[Start of section]
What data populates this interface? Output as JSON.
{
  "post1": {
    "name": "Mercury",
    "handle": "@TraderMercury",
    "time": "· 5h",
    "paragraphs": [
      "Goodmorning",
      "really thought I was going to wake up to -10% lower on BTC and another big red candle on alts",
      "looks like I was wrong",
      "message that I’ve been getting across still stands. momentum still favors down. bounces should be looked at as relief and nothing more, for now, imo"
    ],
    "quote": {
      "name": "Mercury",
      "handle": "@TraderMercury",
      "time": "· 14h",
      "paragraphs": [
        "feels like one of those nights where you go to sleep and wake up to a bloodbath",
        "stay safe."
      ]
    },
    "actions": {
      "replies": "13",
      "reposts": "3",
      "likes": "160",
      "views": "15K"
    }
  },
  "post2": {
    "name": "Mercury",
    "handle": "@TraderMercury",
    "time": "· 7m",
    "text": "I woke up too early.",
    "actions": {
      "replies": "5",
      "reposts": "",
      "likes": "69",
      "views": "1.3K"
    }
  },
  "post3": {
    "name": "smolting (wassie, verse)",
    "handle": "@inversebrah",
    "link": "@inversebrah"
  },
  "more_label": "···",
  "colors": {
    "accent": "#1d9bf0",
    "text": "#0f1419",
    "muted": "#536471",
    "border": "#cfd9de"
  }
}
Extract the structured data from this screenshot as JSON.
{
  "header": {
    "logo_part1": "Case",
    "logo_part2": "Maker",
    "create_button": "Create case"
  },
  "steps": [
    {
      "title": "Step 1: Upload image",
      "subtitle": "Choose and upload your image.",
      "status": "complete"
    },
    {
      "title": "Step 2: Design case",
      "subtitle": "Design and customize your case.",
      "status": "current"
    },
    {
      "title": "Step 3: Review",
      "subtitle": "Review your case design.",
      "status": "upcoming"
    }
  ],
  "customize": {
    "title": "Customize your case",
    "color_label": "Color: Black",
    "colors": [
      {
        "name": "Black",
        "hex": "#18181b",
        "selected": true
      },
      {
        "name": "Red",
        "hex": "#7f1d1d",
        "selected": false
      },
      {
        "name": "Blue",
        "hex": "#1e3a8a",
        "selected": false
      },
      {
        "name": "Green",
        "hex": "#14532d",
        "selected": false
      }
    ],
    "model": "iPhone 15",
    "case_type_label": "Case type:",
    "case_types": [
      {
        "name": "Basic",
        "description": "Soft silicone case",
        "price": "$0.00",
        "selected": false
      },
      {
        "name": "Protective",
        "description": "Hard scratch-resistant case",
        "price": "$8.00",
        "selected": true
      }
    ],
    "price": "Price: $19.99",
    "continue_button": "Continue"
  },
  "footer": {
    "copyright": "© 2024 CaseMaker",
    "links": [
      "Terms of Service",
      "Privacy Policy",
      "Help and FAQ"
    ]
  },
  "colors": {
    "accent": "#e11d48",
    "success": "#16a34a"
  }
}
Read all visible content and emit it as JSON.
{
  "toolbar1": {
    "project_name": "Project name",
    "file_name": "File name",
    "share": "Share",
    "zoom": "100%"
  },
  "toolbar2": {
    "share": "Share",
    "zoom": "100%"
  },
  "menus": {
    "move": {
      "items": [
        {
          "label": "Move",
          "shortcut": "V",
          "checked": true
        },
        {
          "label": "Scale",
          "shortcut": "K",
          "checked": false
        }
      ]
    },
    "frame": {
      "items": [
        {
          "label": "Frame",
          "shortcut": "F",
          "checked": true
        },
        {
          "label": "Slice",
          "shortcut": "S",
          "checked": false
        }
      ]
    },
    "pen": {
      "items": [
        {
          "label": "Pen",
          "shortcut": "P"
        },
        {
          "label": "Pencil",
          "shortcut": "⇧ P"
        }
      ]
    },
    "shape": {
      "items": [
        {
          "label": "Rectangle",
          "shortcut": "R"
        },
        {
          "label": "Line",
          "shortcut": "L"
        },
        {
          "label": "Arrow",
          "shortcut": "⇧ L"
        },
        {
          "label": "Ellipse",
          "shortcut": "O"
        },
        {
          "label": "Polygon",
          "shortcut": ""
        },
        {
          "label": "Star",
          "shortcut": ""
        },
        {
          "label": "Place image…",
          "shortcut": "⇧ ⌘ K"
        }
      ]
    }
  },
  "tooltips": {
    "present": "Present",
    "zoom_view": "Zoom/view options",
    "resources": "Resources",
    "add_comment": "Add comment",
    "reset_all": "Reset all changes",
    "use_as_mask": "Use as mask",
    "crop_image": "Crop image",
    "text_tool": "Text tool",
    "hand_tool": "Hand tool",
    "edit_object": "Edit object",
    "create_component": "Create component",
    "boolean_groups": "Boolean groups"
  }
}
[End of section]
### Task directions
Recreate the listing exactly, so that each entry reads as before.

### Exercise solution
What data populates this interface? Output as JSON.
{
  "post1": {
    "name": "Mercury",
    "handle": "@TraderMercury",
    "time": "· 5h",
    "paragraphs": [
      "Goodmorning",
      "really thought I was going to wake up to -10% lower on BTC and another big red candle on alts",
      "looks like I was wrong",
      "message that I’ve been getting across still stands. momentum still favors down. bounces should be looked at as relief and nothing more, for now, imo"
    ],
    "quote": {
      "name": "Mercury",
      "handle": "@TraderMercury",
      "time": "· 14h",
      "paragraphs": [
        "feels like one of those nights where you go to sleep and wake up to a bloodbath",
        "stay safe."
      ]
    },
    "actions": {
      "replies": "13",
      "reposts": "3",
      "likes": "160",
      "views": "15K"
    }
  },
  "post2": {
    "name": "Mercury",
    "handle": "@TraderMercury",
    "time": "· 7m",
    "text": "I woke up too early.",
    "actions": {
      "replies": "5",
      "reposts": "",
      "likes": "69",
      "views": "1.3K"
    }
  },
  "post3": {
    "name": "smolting (wassie, verse)",
    "handle": "@inversebrah",
    "link": "@inversebrah"
  },
  "more_label": "···",
  "colors": {
    "accent": "#1d9bf0",
    "text": "#0f1419",
    "muted": "#536471",
    "border": "#cfd9de"
  }
}
Extract the structured data from this screenshot as JSON.
{
  "header": {
    "logo_part1": "Case",
    "logo_part2": "Maker",
    "create_button": "Create case"
  },
  "steps": [
    {
      "title": "Step 1: Upload image",
      "subtitle": "Choose and upload your image.",
      "status": "complete"
    },
    {
      "title": "Step 2: Design case",
      "subtitle": "Design and customize your case.",
      "status": "current"
    },
    {
      "title": "Step 3: Review",
      "subtitle": "Review your case design.",
      "status": "upcoming"
    }
  ],
  "customize": {
    "title": "Customize your case",
    "color_label": "Color: Black",
    "colors": [
      {
        "name": "Black",
        "hex": "#18181b",
        "selected": true
      },
      {
        "name": "Red",
        "hex": "#7f1d1d",
        "selected": false
      },
      {
        "name": "Blue",
        "hex": "#1e3a8a",
        "selected": false
      },
      {
        "name": "Green",
        "hex": "#14532d",
        "selected": false
      }
    ],
    "model": "iPhone 15",
    "case_type_label": "Case type:",
    "case_types": [
      {
        "name": "Basic",
        "description": "Soft silicone case",
        "price": "$0.00",
        "selected": false
      },
      {
        "name": "Protective",
        "description": "Hard scratch-resistant case",
        "price": "$8.00",
        "selected": true
      }
    ],
    "price": "Price: $19.99",
    "continue_button": "Continue"
  },
  "footer": {
    "copyright": "© 2024 CaseMaker",
    "links": [
      "Terms of Service",
      "Privacy Policy",
      "Help and FAQ"
    ]
  },
  "colors": {
    "accent": "#e11d48",
    "success": "#16a34a"
  }
}
Read all visible content and emit it as JSON.
{
  "toolbar1": {
    "project_name": "Project name",
    "file_name": "File name",
    "share": "Share",
    "zoom": "100%"
  },
  "toolbar2": {
    "share": "Share",
    "zoom": "100%"
  },
  "menus": {
    "move": {
      "items": [
        {
          "label": "Move",
          "shortcut": "V",
          "checked": true
        },
        {
          "label": "Scale",
          "shortcut": "K",
          "checked": false
        }
      ]
    },
    "frame": {
      "items": [
        {
          "label": "Frame",
          "shortcut": "F",
          "checked": true
        },
        {
          "label": "Slice",
          "shortcut": "S",
          "checked": false
        }
      ]
    },
    "pen": {
      "items": [
        {
          "label": "Pen",
          "shortcut": "P"
        },
        {
          "label": "Pencil",
          "shortcut": "⇧ P"
        }
      ]
    },
    "shape": {
      "items": [
        {
          "label": "Rectangle",
          "shortcut": "R"
        },
        {
          "label": "Line",
          "shortcut": "L"
        },
        {
          "label": "Arrow",
          "shortcut": "⇧ L"
        },
        {
          "label": "Ellipse",
          "shortcut": "O"
        },
        {
          "label": "Polygon",
          "shortcut": ""
        },
        {
          "label": "Star",
          "shortcut": ""
        },
        {
          "label": "Place image…",
          "shortcut": "⇧ ⌘ K"
        }
      ]
    }
  },
  "tooltips": {
    "present": "Present",
    "zoom_view": "Zoom/view options",
    "resources": "Resources",
    "add_comment": "Add comment",
    "reset_all": "Reset all changes",
    "use_as_mask": "Use as mask",
    "crop_image": "Crop image",
    "text_tool": "Text tool",
    "hand_tool": "Hand tool",
    "edit_object": "Edit object",
    "create_component": "Create component",
    "boolean_groups": "Boolean groups"
  }
}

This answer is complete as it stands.